PESHAWAR, Pakistan (AP) — Taliban militants stormed a Shiite Muslim mosque in northwestern Pakistan on Friday, killing 20 people in a wave of gunfire and explosions before the siege ended, officials said.
The attack marks the latest violence against a religious minority that has suffered repeated bombings and assassinations by hardline Islamic militants. The violence also underscored the challenges the military and police face to secure the country two months after a horrific Taliban attack against a school sparked public outrage and cries for greater security.
The attack in the city of Peshawar wounded more than 45 people, according to Mian Mohammad Saeed, the chief of operations for the Peshawar police.
The Taliban claimed responsibility for the violence.
There were varying accounts of how many attackers carried out the assault. The militants released a video showing three attackers while the head of the provincial police, Nasir Durrani, said four or five attackers were involved.
The attackers entered the mosque from a building next door that was under construction, he said. They jumped over an outer wall into the mosque courtyard.
One person then blew himself up, creating a diversion so the other attackers could enter the mosque, Durrani said. He said at least three attackers died in the violence — two by blowing themselves up, and a third was killed by worshippers at the mosque.
"People here showed great courage. They grabbed one of the attackers from his neck, and he couldn't detonate (his explosives), and he was shot and killed," Durrani added.
Authorities were still examining the scene, and Durrani did not say what happened to any of the remaining attackers.
Some worshippers who fled the mosque reported that at least some of the attackers were wearing security uniforms.
"The prayer was about to end when a big bang happened, followed by dust and smoke. I have seen amid the smoke that one guy dressed in a police uniform was firing shots and then there was another blast," said one of the wounded, 22-year-old Syed Javed Hasan, speaking from his hospital bed.
One of the dead, Naveed Abbas, worked for the U.N. Department of Safety and Security, according to a statement released by the United Nations. Secretary-General Ban Ki-moon condemned the attack and urged Pakistani authorities, "to redouble their efforts to protect religious and ethnic monitories and to combat terrorism in all its forms," the statement said.
In Washington, State Department spokeswoman Jen Psaki said the U.S. was saddened by the attack and stands in solidarity with the government and people of Pakistan in confronting extremist violence.
A spokesman for the Pakistani Taliban, Mohamad Khurasani, said the attack was in revenge for the execution of one of their members by the Pakistani government.

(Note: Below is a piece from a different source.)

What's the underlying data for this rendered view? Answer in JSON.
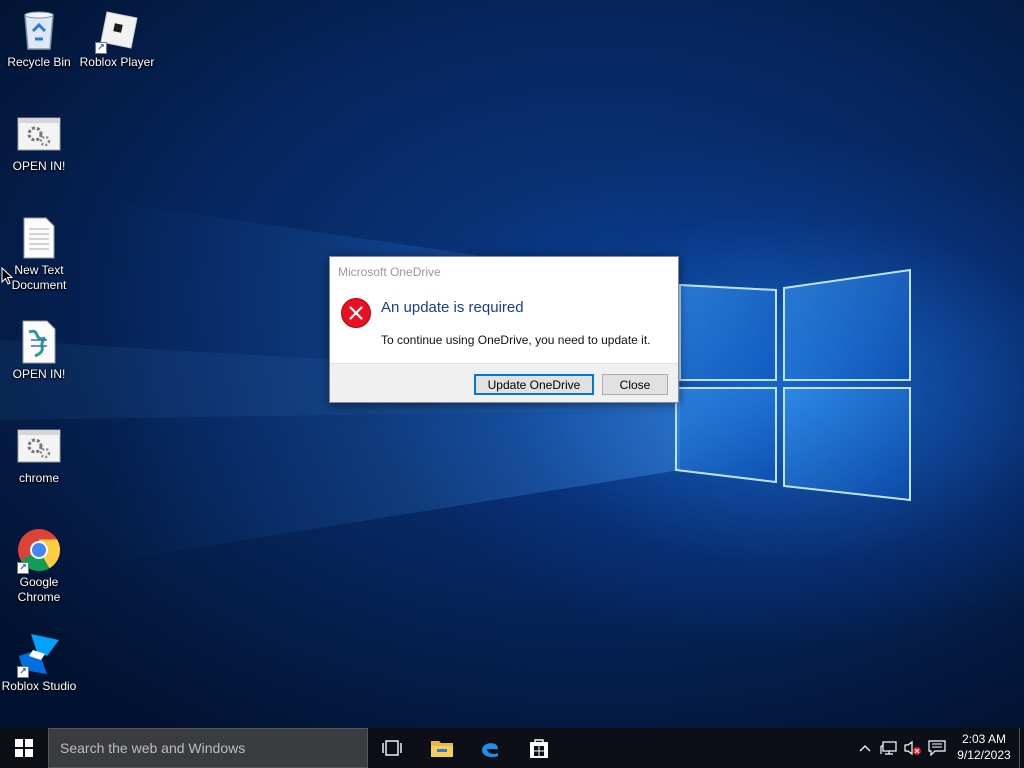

This is the same group that claimed responsibility for a horrific attack on a school, also in Peshawar, on Dec. 16 that left 150 people dead, almost all of them students.
The violence horrified Pakistan and led to cries that more needed to be done to combat militants. The military stepped up operations in the rugged tribal areas bordering Afghanistan, and the government lifted a ban on executions in terrorism-related cases.
But despite these efforts attacks continue.
On Jan. 30, militants targeted a Shiite mosque in the southern city of Shikarpur, killing at least 59 people.
Sunni Muslim extremists often target Shiite religious pilgrims and places of worship because they do not consider Shiites to be true Muslims. That has left many Shiites fearful for their own safety. In Peshawar, the imam of the Shiite mosque that was attacked called on God to help protect his worshippers.
"This is very shameful and very sorrowful that people came to the mosque for worship and lost their lives instead," said Maulana Nazir Hussain, who said he lost his son and a nephew in the violence.
Associated Press writers Ishtiaq Mahsud in Dera Ismail Khan and Zarar Khan and Rebecca Santana in Islamabad contributed to this report.